Eventually, it can form a hard mass, called a dental calculus. Dental calculus creates a nice space for bacterial plaque formation, because it’s hard to remove, and from there bacteria can enter the gingival sulcus and cause gingival inflammation, or gingivitis.
Damaged gingival cells release inflammatory signals that recruit neutrophils to the area, and those neutrophils can release harmful chemicals that kill bacteria, as well as damage the nearby tissue.
Fortunately, simple gingivitis is a reversible condition, and the damaged tissue can heal over time as long as the infection is stopped and treated.
In periodontitis, the process of dysbiosis is often more extreme – with even more disease-causing bacteria flourishing in the mouth.
One classic hypothesis suggests that the first step in periodontitis is the presence of the so-called orange-complex of bacteria, which includes gram-negative anaerobic bacteria like
Fusobacterium nucleatum and Prevotella intermedia.
Once these orange-complex bacteria are established, the next step is the presence of the so-called red-complex of bacteria, which includes Tannerella forsythia, Treponema denticola and, its most notorious member, Porphyromonas gingivalis or P. gingivalis for short.
Another line of thinking suggests that rather than these red-complex bacteria being the specific culprits, it’s the overall change in the bacterial community that these bacteria trigger that tips the scale toward periodontitis. Either way, the pathogenic bacteria within the subgingival dental plaque create a periodontal pocket and damage gingival cells in the process. Local mast cells and nerves release chemicals like histamine and substance P which cause dilation of local blood vessels, resulting in swelling of the gingiva.

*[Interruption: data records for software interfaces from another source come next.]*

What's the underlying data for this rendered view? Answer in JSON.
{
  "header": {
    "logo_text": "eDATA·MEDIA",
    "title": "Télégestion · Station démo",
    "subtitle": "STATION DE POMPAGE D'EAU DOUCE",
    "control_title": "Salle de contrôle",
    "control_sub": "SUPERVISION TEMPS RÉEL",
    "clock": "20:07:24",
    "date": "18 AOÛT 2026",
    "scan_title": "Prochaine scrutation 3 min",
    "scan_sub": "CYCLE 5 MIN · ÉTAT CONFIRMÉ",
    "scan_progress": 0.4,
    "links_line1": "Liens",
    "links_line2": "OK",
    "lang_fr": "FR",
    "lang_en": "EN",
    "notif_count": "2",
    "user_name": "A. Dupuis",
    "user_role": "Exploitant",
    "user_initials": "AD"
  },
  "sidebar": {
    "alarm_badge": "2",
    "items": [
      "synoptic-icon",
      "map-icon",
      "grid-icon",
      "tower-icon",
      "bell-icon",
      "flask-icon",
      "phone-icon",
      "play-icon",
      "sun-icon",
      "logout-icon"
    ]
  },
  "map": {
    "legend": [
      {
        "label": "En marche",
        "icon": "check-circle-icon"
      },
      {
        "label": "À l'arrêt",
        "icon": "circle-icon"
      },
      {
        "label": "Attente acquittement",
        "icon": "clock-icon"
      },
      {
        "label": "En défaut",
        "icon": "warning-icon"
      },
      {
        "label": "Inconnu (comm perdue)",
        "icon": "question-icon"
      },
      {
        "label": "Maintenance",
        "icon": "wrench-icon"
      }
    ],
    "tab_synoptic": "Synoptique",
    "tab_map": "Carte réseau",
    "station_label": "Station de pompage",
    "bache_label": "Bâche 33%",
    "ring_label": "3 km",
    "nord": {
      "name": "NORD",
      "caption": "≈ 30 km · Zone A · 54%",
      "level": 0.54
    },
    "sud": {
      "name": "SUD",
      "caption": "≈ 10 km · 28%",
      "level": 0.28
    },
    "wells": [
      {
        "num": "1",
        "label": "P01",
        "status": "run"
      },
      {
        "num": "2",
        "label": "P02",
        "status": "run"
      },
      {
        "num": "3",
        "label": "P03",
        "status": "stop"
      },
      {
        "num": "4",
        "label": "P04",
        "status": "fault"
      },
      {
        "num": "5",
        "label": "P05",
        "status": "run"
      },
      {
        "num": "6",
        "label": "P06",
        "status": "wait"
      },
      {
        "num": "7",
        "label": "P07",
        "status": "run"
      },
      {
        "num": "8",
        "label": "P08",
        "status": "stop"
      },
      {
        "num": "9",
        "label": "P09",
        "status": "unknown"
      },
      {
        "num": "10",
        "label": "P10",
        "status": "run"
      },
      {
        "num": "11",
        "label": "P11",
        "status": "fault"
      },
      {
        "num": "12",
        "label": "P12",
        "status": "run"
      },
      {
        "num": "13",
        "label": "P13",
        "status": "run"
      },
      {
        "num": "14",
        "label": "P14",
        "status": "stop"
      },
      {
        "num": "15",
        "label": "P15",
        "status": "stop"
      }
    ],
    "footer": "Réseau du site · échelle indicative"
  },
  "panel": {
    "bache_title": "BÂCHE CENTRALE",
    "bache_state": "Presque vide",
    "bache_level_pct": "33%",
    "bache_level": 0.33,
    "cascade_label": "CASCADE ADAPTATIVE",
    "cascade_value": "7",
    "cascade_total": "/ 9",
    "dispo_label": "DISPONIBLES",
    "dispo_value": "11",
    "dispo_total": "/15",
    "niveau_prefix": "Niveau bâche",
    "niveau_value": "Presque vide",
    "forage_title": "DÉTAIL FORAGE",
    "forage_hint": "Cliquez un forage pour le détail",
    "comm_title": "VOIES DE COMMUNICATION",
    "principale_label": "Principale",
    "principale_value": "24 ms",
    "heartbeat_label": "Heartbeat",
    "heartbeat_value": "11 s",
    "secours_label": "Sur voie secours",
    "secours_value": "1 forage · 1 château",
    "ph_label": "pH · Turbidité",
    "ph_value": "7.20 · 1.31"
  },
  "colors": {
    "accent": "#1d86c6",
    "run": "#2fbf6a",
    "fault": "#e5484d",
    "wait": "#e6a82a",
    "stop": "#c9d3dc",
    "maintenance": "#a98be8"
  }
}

Damaged gingival cells release additional cytokines like interleukin-1, which brings more immune cells to the area, like neutrophils and macrophages.
The body’s immune response causes even more damage to the gingiva and periodontal ligament, ultimately loosening the tooth.
That one notorious bacterium P. gingivalis, is also known for impairing the immune cells from effectively killing bacteria. This helps other pathogenic bacteria to overgrow as well – kind of like a thief that destroys the police station and allows other thieves to flourish in a city.
The immune response also delivers more blood flow to the damaged tissue, and that provides nutrients for the bacteria. Together, the bacteria and immune response end up in a positive-feedback loop where the expanding infection causes an increased immune response, which doesn’t destroy the bacteria but provides the bacteria with more fuel to grow.
The immune response also activates osteoclasts in the bone, which start to dissolve the bone supporting the tooth, loosening it even more.
Symptoms of Gingivitis
Symptoms of gingivitis typically include redness, swelling, and bleeding – especially after brushing or flossing. Some people though experience no symptoms, especially in the early stages of infection.
Severe disease that progresses to periodontitis can result in tooth loss. Diagnosis of gingivitis and periodontitis is usually made by looking for swollen or bleeding gums, probing each gingival sulcus to determine how deep it is, and X-rays to evaluate the bone level.
With inflammation and destruction, the sulcus becomes deeper as the periodontal pocket expands. Treatment depends on how severe the infection is.
Daily brushing and flossing, and the use of antimicrobial agents like mouthwashes, can help prevent the formation of dental plaque, but in severe cases, antibiotics and surgery might be needed.